What The Oscar Nominated Film The Revenant Has To Do With Wound Care


This week the world will be focused on the 2016 Oscars. The feature film The Revenant will get a lot of attention as it is up for best picture, actor in a leading role, actor in a supporting role, cinematography, directing, costume design, film editing, makeup and hair, production design, sound mixing, and visual effects. Unfortunately, what won't get any attention is the wound healing sector of healthcare, which is tied to the true version of this amazing story.

I recently had a chance to see the film starring Leonardo DiCaprio, who brilliantly brings the story of Hugh Glass to life. It's one of the greatest survival stories in American history and yet it would have never happened if Glass didn't have the knowledge that maggots could be used to heal his wounds. Our CEO at Wound Care Advantage, brought this fact to my attention earlier this year. Unfortunately, the film makes no direct mention of the role of wound healing in this epic story.

Stories of survival
Hugh Glass was an American pirate, frontiersman, fur trapper and explorer during the 1800s. According to Wikipedia, Glass is most widely known for his story of survival and retribution, after being left for dead by companions, following his mauling by a grizzly bear. In this one true historical story and in modern medicine, wound care is forever linked with survival. Patients fighting for survival, families and caregivers fighting for patients and hospitals and clinical teams leading the way forward in wound healing.

Working for a wound care services company has made me extremely passionate about taking every opportunity to educate the public about the dangers of non-healing wounds. We've come a very long way from having the only option of healing wounds be the use of maggots. Today, hospitals around the country are leading the wound care industry into a new frontier of survival with advanced treatments for patients that once were left with amputation as their primary option.


Treating his own wounds was key to his survival
It seems that Glass must have had an exceptional understanding of the science behind wound healing, most likely from his time spent living with the Pawnee Native Americans. According to Wikipedia, some time after the bear attack he placed his wounded back on a rotting log filled with maggots and let the maggots eat the dead, infected flesh, from the rest of his healthy body.
It is surprising that this aspect of the Hugh Glass survival story was not played up more in the film, as it was key to the rest of the story.

Why Was Wound Care Left Out?
Without spoiling the movie, Glass falls and stumbles for 200 miles to catch up with the men who left him dead and get revenge. This would have been unimaginable if those bear attack wounds had gotten even more infected and were not healing.

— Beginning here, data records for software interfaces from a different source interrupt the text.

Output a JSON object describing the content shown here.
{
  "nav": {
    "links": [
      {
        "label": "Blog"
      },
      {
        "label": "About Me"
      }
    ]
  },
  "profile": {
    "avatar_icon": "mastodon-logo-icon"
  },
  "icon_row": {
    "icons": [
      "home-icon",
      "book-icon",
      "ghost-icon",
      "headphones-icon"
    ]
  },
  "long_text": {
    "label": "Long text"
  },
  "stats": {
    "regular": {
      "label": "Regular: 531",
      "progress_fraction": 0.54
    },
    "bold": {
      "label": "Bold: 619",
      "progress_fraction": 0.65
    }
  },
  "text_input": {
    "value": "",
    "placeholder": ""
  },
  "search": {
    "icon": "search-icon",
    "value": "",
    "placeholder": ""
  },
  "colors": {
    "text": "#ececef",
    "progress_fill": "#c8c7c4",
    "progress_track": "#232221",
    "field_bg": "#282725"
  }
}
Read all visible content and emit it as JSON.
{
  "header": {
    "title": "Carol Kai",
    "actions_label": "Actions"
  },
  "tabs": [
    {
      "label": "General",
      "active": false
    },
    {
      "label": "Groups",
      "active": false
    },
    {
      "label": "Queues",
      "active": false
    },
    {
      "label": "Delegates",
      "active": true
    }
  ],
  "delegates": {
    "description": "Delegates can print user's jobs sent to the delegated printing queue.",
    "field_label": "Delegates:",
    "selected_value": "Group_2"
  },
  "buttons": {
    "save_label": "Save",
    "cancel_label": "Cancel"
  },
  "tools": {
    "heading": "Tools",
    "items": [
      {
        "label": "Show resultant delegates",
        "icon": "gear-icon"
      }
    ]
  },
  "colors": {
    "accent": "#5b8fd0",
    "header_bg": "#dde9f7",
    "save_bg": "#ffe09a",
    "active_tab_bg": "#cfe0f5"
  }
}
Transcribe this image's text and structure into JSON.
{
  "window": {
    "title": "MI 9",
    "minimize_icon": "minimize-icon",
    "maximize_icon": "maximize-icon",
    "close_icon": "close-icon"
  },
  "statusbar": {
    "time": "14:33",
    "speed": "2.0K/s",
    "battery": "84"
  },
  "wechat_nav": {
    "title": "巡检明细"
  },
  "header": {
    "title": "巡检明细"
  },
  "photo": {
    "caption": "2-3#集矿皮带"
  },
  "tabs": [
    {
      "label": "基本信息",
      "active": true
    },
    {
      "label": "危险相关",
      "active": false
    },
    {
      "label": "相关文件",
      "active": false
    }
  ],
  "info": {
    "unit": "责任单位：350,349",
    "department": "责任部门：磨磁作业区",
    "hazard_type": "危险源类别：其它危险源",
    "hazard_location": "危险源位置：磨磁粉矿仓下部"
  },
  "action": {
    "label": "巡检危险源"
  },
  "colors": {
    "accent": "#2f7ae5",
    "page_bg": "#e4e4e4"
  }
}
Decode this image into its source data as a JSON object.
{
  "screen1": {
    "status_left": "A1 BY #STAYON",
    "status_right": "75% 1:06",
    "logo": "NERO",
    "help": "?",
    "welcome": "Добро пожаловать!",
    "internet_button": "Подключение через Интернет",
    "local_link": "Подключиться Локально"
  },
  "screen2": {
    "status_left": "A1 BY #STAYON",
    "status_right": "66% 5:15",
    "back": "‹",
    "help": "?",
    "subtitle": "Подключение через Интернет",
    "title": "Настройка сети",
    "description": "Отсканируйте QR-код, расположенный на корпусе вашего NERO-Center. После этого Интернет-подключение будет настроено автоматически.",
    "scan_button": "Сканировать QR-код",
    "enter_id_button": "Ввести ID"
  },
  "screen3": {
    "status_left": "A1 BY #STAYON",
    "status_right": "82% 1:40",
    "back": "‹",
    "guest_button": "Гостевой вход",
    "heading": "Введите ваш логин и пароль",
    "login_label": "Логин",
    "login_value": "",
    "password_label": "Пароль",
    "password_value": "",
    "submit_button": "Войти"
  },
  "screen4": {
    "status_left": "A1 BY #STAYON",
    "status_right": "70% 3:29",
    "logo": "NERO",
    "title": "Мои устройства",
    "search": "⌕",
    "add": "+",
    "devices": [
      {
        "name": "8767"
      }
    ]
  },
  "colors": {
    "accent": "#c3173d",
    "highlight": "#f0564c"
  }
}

However, the movie may not have left out the maggots all together. There was a quick scene in the film where DiCaprio's character meets up with a Native American that administers healing. There was no mention of it but he may have placed some maggots on his wounds.
Still the question must be asked. With all respect to director Alejandro G. Iñárritu why would you not show Glass healing his own wounds in such a narley way? Maybe they thought showing DiCaprio sleeping inside of a dead horse was graphic enough. Perhaps it was a simple oversight or perhaps at two hours and 36 minutes it was left on the editing room floor. Regardless it takes nothing away from the fact that this was a beautiful film and amazing story.

Why wound care deserves your attention
Admittedly, the point of writing this article is to ride the film's success and reach a wider audience to stress how important it is to take a non-healing wound seriously. If I can help educate even just one person about the dangers of advanced wounds it is worth it.

Wound care patients often come to us already in bad health. Many times these patients are also fighting diabetes, obesity or P.A.D. But make no mistake, anyone can develop a serious wound. Too often in this niche of healthcare, patients wait too long to seek treatment and end up in the ER or hospital with advanced wounds.

In 2013 I wrote my first blog in the Huffington Post called, This is Wound Care, The Coolest Specialty in Healthcare. If you are interested in learning more about this corner of healthcare, I suggest that you give it a read. The people that I work with in our wound centers across the country are truly dedicated to providing the best patient care possible. Like most sections of healthcare we face a huge lack of awareness among patient populations.

Massive wound care costs
It's too costly to keep quiet about wound healing. According to DiabeticFootOnline.com, the cost of a diabetic foot ulcer is more costly than the five most expensive types of cancer.

While that is shocking enough, it doesn't even begin to address the emotional costs that people with amputations must face for the rest of their lives.
Not to mention that hospital acquired pressure ulcers (HAPUs) are costing hospitals far too much in inpatient stays. According the the Agency for Healthcare Research and Quality it is estimated that pressure ulcers cost $9.1-$11.6 billion per year in the US. The organization says that more than 17,000 lawsuits are related to pressure ulcers each year, and it is the second most common claim after a wrongful death.

Hospitals with trained wound care professionals and a wound care program strategy can greatly reduce the number of HAPUs they see each year, thus improving the lives of their patient population.